“Our students are under tremendous pressure,” she said. “Many were already dealing with inadequate access to mental healthcare and the impacts of poverty and racism. The isolation and economic hardships brought on by COVID-19 threaten to create a student mental health crisis in Los Angeles.
“Students miss the structure of school, their friends and their support system, including access to counseling and mental health treatment,” said Puffer. “Some students may be in stressful situations at home or even the targets of abuse. We must redouble our efforts to help them.”
This fall The L.A. Trust will launch its School-Based Mental Health Education & Awareness Program. The initiative is funded by a $100,000 grant by Cedars-Sinai and a $50,000 grant by Health Net.
The initiative will train students as peer leaders through The L.A. Trust’s Student Advisory Boards, increasing awareness of symptoms like anxiety and depression, and building positive coping mechanisms and self-referrals to care.

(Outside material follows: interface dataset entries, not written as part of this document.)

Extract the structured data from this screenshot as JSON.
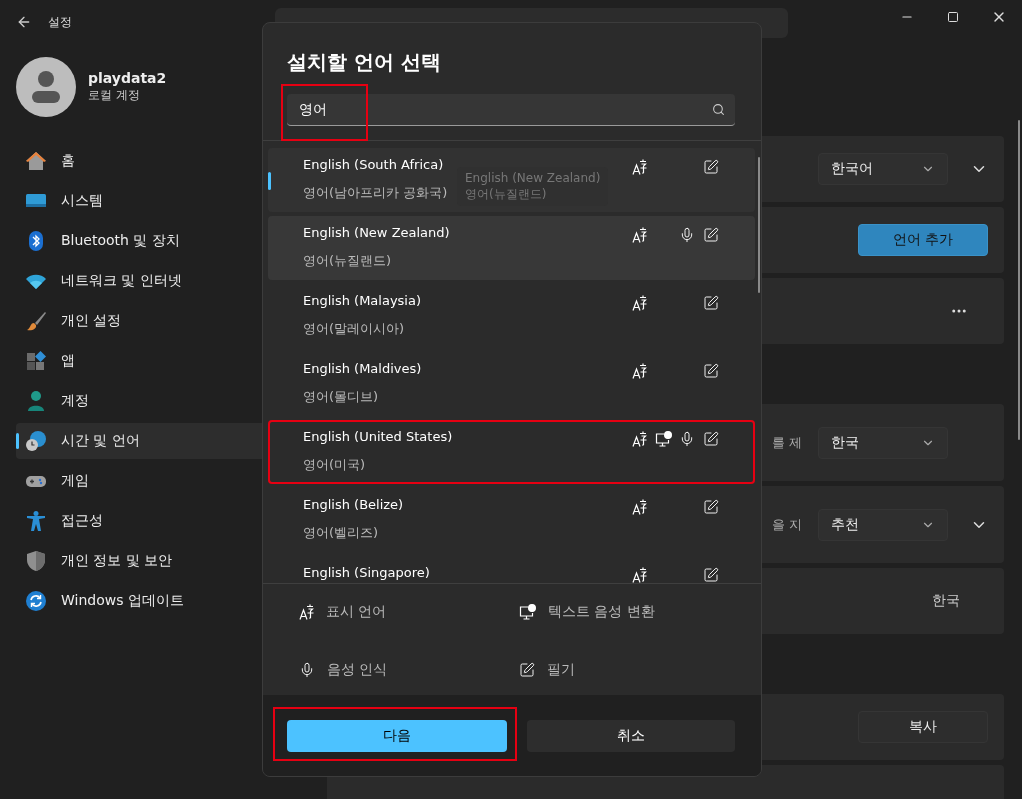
{
  "window": {
    "title": "설정"
  },
  "user": {
    "name": "playdata2",
    "account": "로컬 계정"
  },
  "nav": [
    {
      "label": "홈",
      "selected": false
    },
    {
      "label": "시스템",
      "selected": false
    },
    {
      "label": "Bluetooth 및 장치",
      "selected": false
    },
    {
      "label": "네트워크 및 인터넷",
      "selected": false
    },
    {
      "label": "개인 설정",
      "selected": false
    },
    {
      "label": "앱",
      "selected": false
    },
    {
      "label": "계정",
      "selected": false
    },
    {
      "label": "시간 및 언어",
      "selected": true
    },
    {
      "label": "게임",
      "selected": false
    },
    {
      "label": "접근성",
      "selected": false
    },
    {
      "label": "개인 정보 및 보안",
      "selected": false
    },
    {
      "label": "Windows 업데이트",
      "selected": false
    }
  ],
  "settings_groups": [
    [
      {
        "kind": "dropdown",
        "value": "한국어",
        "expandable": true
      },
      {
        "kind": "button",
        "label": "언어 추가",
        "primary": true
      },
      {
        "kind": "more"
      }
    ],
    [
      {
        "kind": "dropdown",
        "description": "를 제",
        "value": "한국",
        "expandable": false
      },
      {
        "kind": "dropdown",
        "description": "을 지",
        "value": "추천",
        "expandable": true
      },
      {
        "kind": "text",
        "value": "한국"
      }
    ],
    [
      {
        "kind": "button",
        "label": "복사",
        "primary": false
      },
      {
        "kind": "empty"
      }
    ]
  ],
  "dialog": {
    "title": "설치할 언어 선택",
    "search": {
      "value": "영어",
      "highlighted": true
    },
    "languages": [
      {
        "name": "English (South Africa)",
        "native": "영어(남아프리카 공화국)",
        "display": true,
        "tts": false,
        "speech": false,
        "handwriting": true,
        "selected": true,
        "hovered": false,
        "highlighted": false
      },
      {
        "name": "English (New Zealand)",
        "native": "영어(뉴질랜드)",
        "display": true,
        "tts": false,
        "speech": true,
        "handwriting": true,
        "selected": false,
        "hovered": true,
        "highlighted": false
      },
      {
        "name": "English (Malaysia)",
        "native": "영어(말레이시아)",
        "display": true,
        "tts": false,
        "speech": false,
        "handwriting": true,
        "selected": false,
        "hovered": false,
        "highlighted": false
      },
      {
        "name": "English (Maldives)",
        "native": "영어(몰디브)",
        "display": true,
        "tts": false,
        "speech": false,
        "handwriting": true,
        "selected": false,
        "hovered": false,
        "highlighted": false
      },
      {
        "name": "English (United States)",
        "native": "영어(미국)",
        "display": true,
        "tts": true,
        "speech": true,
        "handwriting": true,
        "selected": false,
        "hovered": false,
        "highlighted": true
      },
      {
        "name": "English (Belize)",
        "native": "영어(벨리즈)",
        "display": true,
        "tts": false,
        "speech": false,
        "handwriting": true,
        "selected": false,
        "hovered": false,
        "highlighted": false
      },
      {
        "name": "English (Singapore)",
        "display": true,
        "tts": false,
        "speech": false,
        "handwriting": true,
        "selected": false,
        "hovered": false,
        "highlighted": false
      }
    ],
    "tooltip": {
      "name": "English (New Zealand)",
      "native": "영어(뉴질랜드)"
    },
    "legend": [
      {
        "kind": "display",
        "label": "표시 언어"
      },
      {
        "kind": "tts",
        "label": "텍스트 음성 변환"
      },
      {
        "kind": "speech",
        "label": "음성 인식"
      },
      {
        "kind": "handwriting",
        "label": "필기"
      }
    ],
    "buttons": [
      {
        "label": "다음",
        "primary": true,
        "highlighted": true
      },
      {
        "label": "취소",
        "primary": false,
        "highlighted": false
      }
    ]
  }
}
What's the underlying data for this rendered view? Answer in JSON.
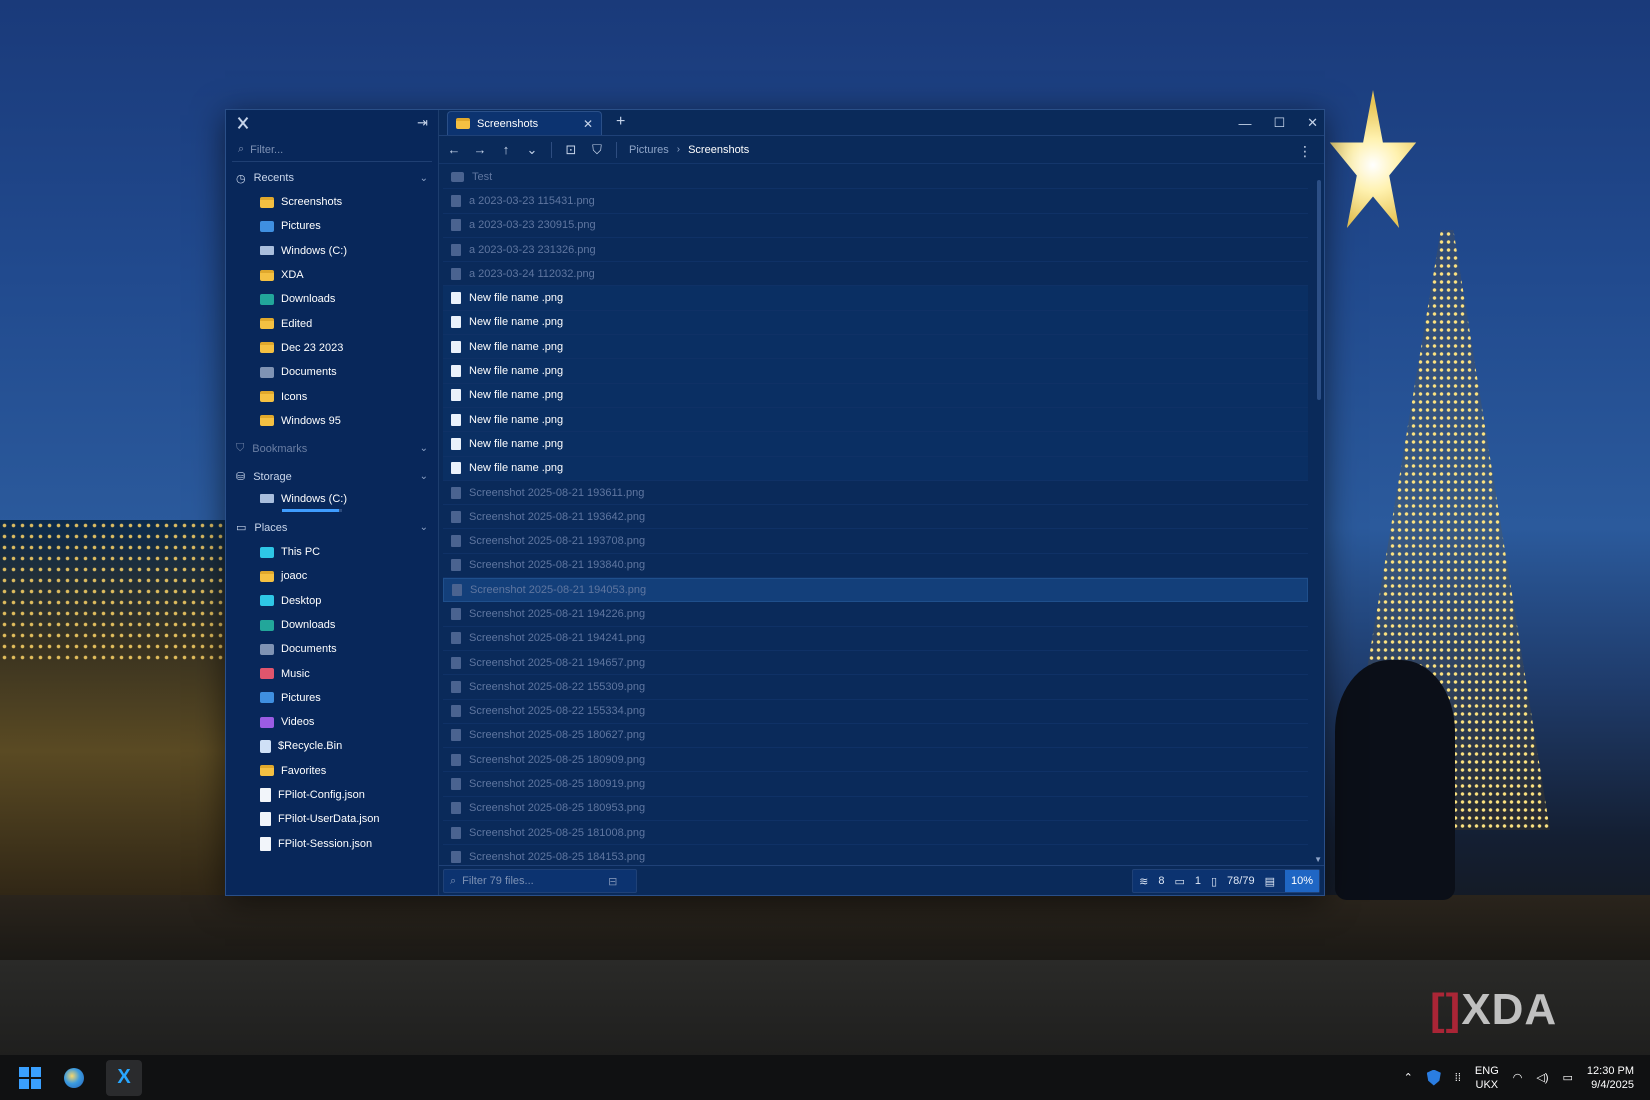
{
  "colors": {
    "accent": "#3f9dff",
    "window_bg": "#0a2a5a",
    "taskbar_bg": "#101112"
  },
  "sidebar": {
    "filter_placeholder": "Filter...",
    "recents_label": "Recents",
    "recents": [
      {
        "label": "Screenshots",
        "icon": "folder-icon"
      },
      {
        "label": "Pictures",
        "icon": "pictures-icon"
      },
      {
        "label": "Windows (C:)",
        "icon": "drive-icon"
      },
      {
        "label": "XDA",
        "icon": "folder-icon"
      },
      {
        "label": "Downloads",
        "icon": "downloads-icon"
      },
      {
        "label": "Edited",
        "icon": "folder-icon"
      },
      {
        "label": "Dec 23 2023",
        "icon": "folder-icon"
      },
      {
        "label": "Documents",
        "icon": "documents-icon"
      },
      {
        "label": "Icons",
        "icon": "folder-icon"
      },
      {
        "label": "Windows 95",
        "icon": "folder-icon"
      }
    ],
    "bookmarks_label": "Bookmarks",
    "storage_label": "Storage",
    "storage": {
      "label": "Windows (C:)",
      "used_fraction": 0.95
    },
    "places_label": "Places",
    "places": [
      {
        "label": "This PC",
        "icon": "pc-icon"
      },
      {
        "label": "joaoc",
        "icon": "folder-icon"
      },
      {
        "label": "Desktop",
        "icon": "desktop-icon"
      },
      {
        "label": "Downloads",
        "icon": "downloads-icon"
      },
      {
        "label": "Documents",
        "icon": "documents-icon"
      },
      {
        "label": "Music",
        "icon": "music-icon"
      },
      {
        "label": "Pictures",
        "icon": "pictures-icon"
      },
      {
        "label": "Videos",
        "icon": "videos-icon"
      },
      {
        "label": "$Recycle.Bin",
        "icon": "recycle-bin-icon"
      },
      {
        "label": "Favorites",
        "icon": "favorites-icon"
      },
      {
        "label": "FPilot-Config.json",
        "icon": "file-icon"
      },
      {
        "label": "FPilot-UserData.json",
        "icon": "file-icon"
      },
      {
        "label": "FPilot-Session.json",
        "icon": "file-icon"
      }
    ]
  },
  "tab": {
    "label": "Screenshots"
  },
  "breadcrumb": {
    "parent": "Pictures",
    "current": "Screenshots"
  },
  "files": [
    {
      "name": "Test",
      "type": "folder",
      "bright": false
    },
    {
      "name": "a 2023-03-23 115431.png",
      "bright": false
    },
    {
      "name": "a 2023-03-23 230915.png",
      "bright": false
    },
    {
      "name": "a 2023-03-23 231326.png",
      "bright": false
    },
    {
      "name": "a 2023-03-24 112032.png",
      "bright": false
    },
    {
      "name": "New file name .png",
      "bright": true
    },
    {
      "name": "New file name .png",
      "bright": true
    },
    {
      "name": "New file name .png",
      "bright": true
    },
    {
      "name": "New file name .png",
      "bright": true
    },
    {
      "name": "New file name .png",
      "bright": true
    },
    {
      "name": "New file name .png",
      "bright": true
    },
    {
      "name": "New file name .png",
      "bright": true
    },
    {
      "name": "New file name .png",
      "bright": true
    },
    {
      "name": "Screenshot 2025-08-21 193611.png",
      "bright": false
    },
    {
      "name": "Screenshot 2025-08-21 193642.png",
      "bright": false
    },
    {
      "name": "Screenshot 2025-08-21 193708.png",
      "bright": false
    },
    {
      "name": "Screenshot 2025-08-21 193840.png",
      "bright": false
    },
    {
      "name": "Screenshot 2025-08-21 194053.png",
      "bright": false,
      "selected": true
    },
    {
      "name": "Screenshot 2025-08-21 194226.png",
      "bright": false
    },
    {
      "name": "Screenshot 2025-08-21 194241.png",
      "bright": false
    },
    {
      "name": "Screenshot 2025-08-21 194657.png",
      "bright": false
    },
    {
      "name": "Screenshot 2025-08-22 155309.png",
      "bright": false
    },
    {
      "name": "Screenshot 2025-08-22 155334.png",
      "bright": false
    },
    {
      "name": "Screenshot 2025-08-25 180627.png",
      "bright": false
    },
    {
      "name": "Screenshot 2025-08-25 180909.png",
      "bright": false
    },
    {
      "name": "Screenshot 2025-08-25 180919.png",
      "bright": false
    },
    {
      "name": "Screenshot 2025-08-25 180953.png",
      "bright": false
    },
    {
      "name": "Screenshot 2025-08-25 181008.png",
      "bright": false
    },
    {
      "name": "Screenshot 2025-08-25 184153.png",
      "bright": false
    }
  ],
  "status": {
    "filter_placeholder": "Filter 79 files...",
    "selected_count": "8",
    "folder_count": "1",
    "file_count": "78/79",
    "zoom": "10%"
  },
  "taskbar": {
    "language": "ENG",
    "layout": "UKX",
    "time": "12:30 PM",
    "date": "9/4/2025"
  },
  "watermark": {
    "mark": "[]",
    "text": "XDA"
  }
}
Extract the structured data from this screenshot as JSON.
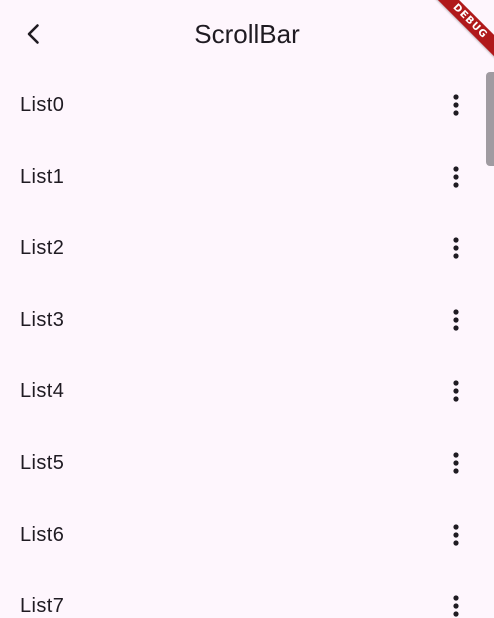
{
  "app_bar": {
    "title": "ScrollBar",
    "back_icon": "chevron-left-icon"
  },
  "list": {
    "items": [
      {
        "label": "List0",
        "action_icon": "more-vert-icon"
      },
      {
        "label": "List1",
        "action_icon": "more-vert-icon"
      },
      {
        "label": "List2",
        "action_icon": "more-vert-icon"
      },
      {
        "label": "List3",
        "action_icon": "more-vert-icon"
      },
      {
        "label": "List4",
        "action_icon": "more-vert-icon"
      },
      {
        "label": "List5",
        "action_icon": "more-vert-icon"
      },
      {
        "label": "List6",
        "action_icon": "more-vert-icon"
      },
      {
        "label": "List7",
        "action_icon": "more-vert-icon"
      }
    ]
  },
  "debug_banner": {
    "label": "DEBUG",
    "color": "#b0191a"
  },
  "colors": {
    "background": "#FEF6FD",
    "text": "#1f1b22",
    "scrollbar": "#8f8b91"
  }
}
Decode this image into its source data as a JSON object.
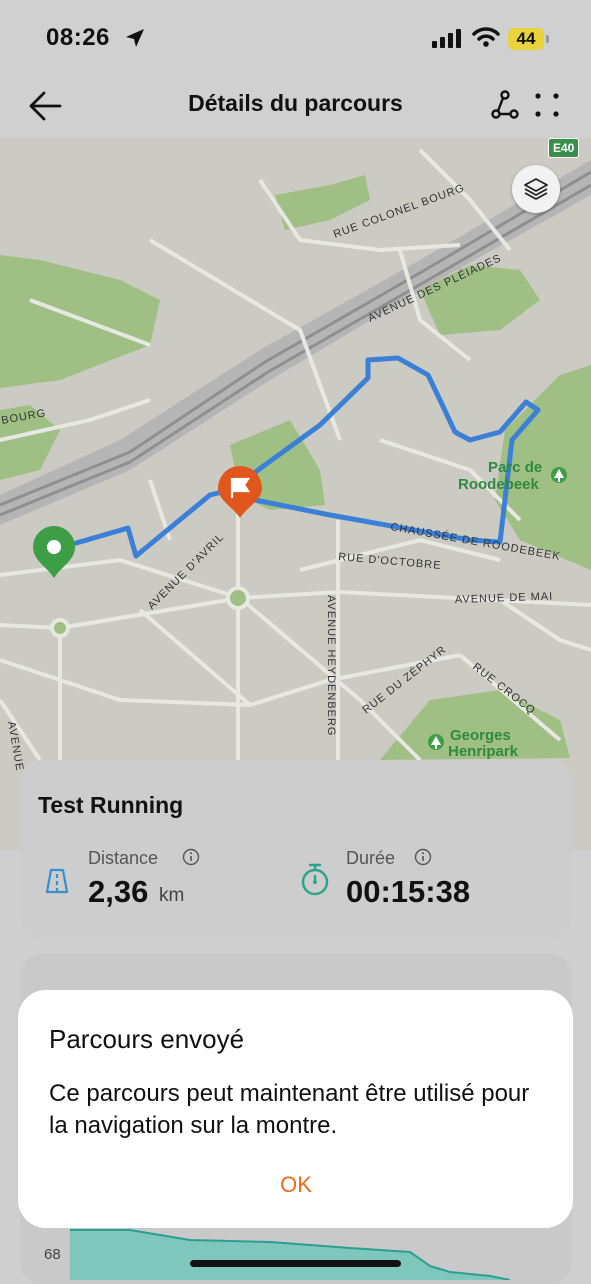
{
  "status_bar": {
    "time": "08:26",
    "battery": "44"
  },
  "header": {
    "title": "Détails du parcours"
  },
  "map": {
    "labels": {
      "rue_colonel_bourg": "RUE COLONEL BOURG",
      "avenue_pleiades": "AVENUE DES PLÉIADES",
      "bourg": "BOURG",
      "parc_roodebeek_1": "Parc de",
      "parc_roodebeek_2": "Roodebeek",
      "chaussee_roodebeek": "CHAUSSÉE DE ROODEBEEK",
      "rue_octobre": "RUE D'OCTOBRE",
      "avenue_avril": "AVENUE D'AVRIL",
      "avenue_mai": "AVENUE DE MAI",
      "avenue_heydenberg": "AVENUE HEYDENBERG",
      "rue_zephyr": "RUE DU ZÉPHYR",
      "rue_crocq": "RUE CROCQ",
      "georges_henripark_1": "Georges",
      "georges_henripark_2": "Henripark",
      "avenue_left": "AVENUE",
      "e40": "E40"
    },
    "route_color": "#3b7fd6",
    "start_color": "#3e9d47",
    "flag_color": "#e0561c"
  },
  "summary": {
    "activity_name": "Test Running",
    "distance_label": "Distance",
    "distance_value": "2,36",
    "distance_unit": "km",
    "duration_label": "Durée",
    "duration_value": "00:15:38"
  },
  "chart_partial": {
    "y_tick": "68"
  },
  "dialog": {
    "title": "Parcours envoyé",
    "body": "Ce parcours peut maintenant être utilisé pour la navigation sur la montre.",
    "ok_label": "OK"
  },
  "colors": {
    "accent": "#f06a1e",
    "teal": "#2aa58a",
    "distance_icon": "#3a8fd0"
  }
}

The initiative will foster student social media campaigns and conduct online trainings such as “First Aid for Mental Health,” scheduled for August.
“Student voices are critical in addressing mental health awareness and to ensure access to services,” said Pia V. Escudero, executive director of Student Health & Human Services for Los Angeles Unified. “We are grateful for this grant opportunity that will lift stigma and access to services for students and families that need it the most.”
Puffer added that “as a backbone agency for student health in Los Angeles, The L.A. Trust has a unique role and responsibility. We are committed to lead on this issue, helping support students, family members, healthcare providers and LAUSD tackle these issues.”
Racism and mental health
Puffer noted that July is BIPOC Mental Health Awareness Month and that racism must be factored into any discussion of student mental health. This is especially relevant in Los Angeles, where four out of every five LAUSD students is Latinx or Black.
A review of literature on the impact of racism on child health found that 11 out of 12 studies showed an association between racism and depression, while three studies showed an association between racism and anxiety. “We can’t ignore the impact of racism on the mental health of our students,” Puffer said. “Our programs, outreach and training must acknowledge the racism that many of our students live with every day.”
Puffer saluted LAUSD Student Health and Human Services, the Los Angeles County Department of Public Health and other public and private organizations for adapting and expanding to serve students and family members during the COVID-19 crisis.
LAUSD Mental Health Hotline (213) 241-3840. Open weekdays 6 a.m. to 6 p.m. It is staffed by counselors and mental health professionals who can provide support in English and Spanish. Teachers can also call and get advice on how to connect their students to services. Questions can also be emailed to email@example.com.
Los Angeles County Department of Mental Health (800) 854-7771. Open 24/7 for all mental health services.
2-1-1 Hotline. The central source for all health and human services support in Los Angeles County.
National Suicide Prevention Hotline English: (800) 273-8255 Español: (888) 628-9454.
Teen Line Text “TEEN” to 839863 between 6:00pm-9:00pm PT to speak to a teen.
Posted July 15, 2020 at 9:55 a.m.